Inside, Gottfried addressed the king. “Your Majesty,” he crowed while untying the burlap sack.
The king clucked his tongue. “Oh, goody! I have been waiting for this all day.”
“It gives me great pleasure to serve you, Sire.” Gottfried emptied the contents onto a royal platter, readying himself for the king’s assured admiration. Instead, the king’s face dropped. 
“Sticks and twigs?” the king cried.
Gottfried stared at the woody mound.
The king swelled with anger. “Is this a jest?” he bellowed. “Do you really expect me to dine on wood?” The king raised his staff and jabbed at the air. “Where are my figs? WHERE ARE MY FIGS?!”

The ruckus awoke the queen, who stalked into the room wearing her royal bathrobe. “What on earth is all of this commotion? Don’t you realize I need my rest?”
“I apologize, My Queen,” groveled Gottfried. “It seems I have made a terrible mistake.”
“I requested a dish of figs,” explained the king. “And this incompetent minion has served me a plate of sticks and twigs.”
“I don’t know how it’s possible,” Gottfried driveled on. “This is not what I ordered.”
“Not what YOU ordered?” the king said. “More importantly, it is not what I ordered.”
“Oh, please,” the queen said. As the king raged on, she disappeared into the adjoining room.
A short time later, the queen reappeared followed by her attendant, the Royal Urchin, who carried a covered tray. 
“Please,” the queen directed, and the Royal Urchin set the tray down on a table.

The Royal Urchin lifted the lid off the tray to reveal a bottle of ink, a quill pen, and a parchment of paper. Then the queen clapped her hands together and nodded towards the Royal Urchin. 
The Royal Urchin spread out the parchment and dipped the quill into the ink. The queen waited for the Royal Urchin to press pen to paper, at which point the queen enunciated, “The . . . king . . . would . . . like . . . a . . . dish . . . of . . . figs.”
“Period.” The queen tapped her index finger in the air, conveying a dot. “Now, read that back to me.”
The Royal Urchin recited slowly, “The king would like a dish of figs.”
“Very good.” The queen clapped her hands again and the Royal Urchin rolled up the parchment, tied it with string, and handed the bundled paper to the queen. The queen, in turn, gave the parchment to Gottfried. Turning to the king, the queen advised, “Perhaps you should consider giving your orders in writing.” The queen paused and then added, “Oh, and Gottfried, in the future, I highly recommend that you check your deliveries upon receipt.” She let out a sigh. “Tut, tut! Come along, now.”
The Royal Urchin obediently packed up the tray and followed the queen out of the room. As they left, the Royal Urchin and the queen shook their heads at the king and Gottfried.
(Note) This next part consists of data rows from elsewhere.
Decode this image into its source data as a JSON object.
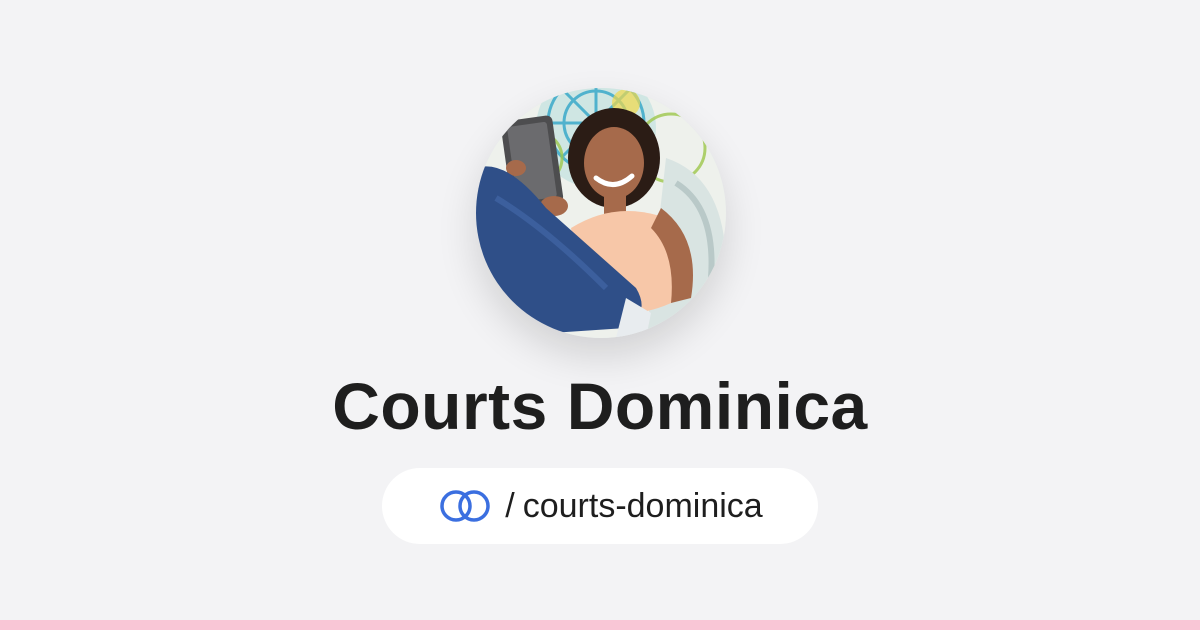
{
  "profile": {
    "display_name": "Courts Dominica",
    "handle_separator": "/",
    "handle": "courts-dominica"
  },
  "icons": {
    "link_icon": "interlocking-rings-icon",
    "avatar": "woman-reading-tablet-photo"
  },
  "colors": {
    "background": "#f3f3f5",
    "text": "#1e1e1e",
    "accent_blue": "#3b6fe0",
    "bottom_bar": "#f9c6d6",
    "pill": "#ffffff"
  }
}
Of course, the parchment worked like a charm, and the king did indeed receive his dish of figs.

From that day forward, the king always issued his decrees in writing. Furthermore, he used his newfound power of the pen to rename his realm the Kingdom of Writ. Soon after, too, the queen became known as the Royal Sage and the Royal Urchin became the Royal Scribe. And that’s the story of how King Tell was ever after remembered as a king of note.


Image of Robin Blasberg

Robin Blasberg

Robin Blasberg loves a good laugh. Her comedic plays are available through YouthPLAYS and Drama Notebook. Other writing appears in Highlights High Five and Ladybug magazines.

Another story?

Miss our machine? Us too.

Enjoy Short Edition at Home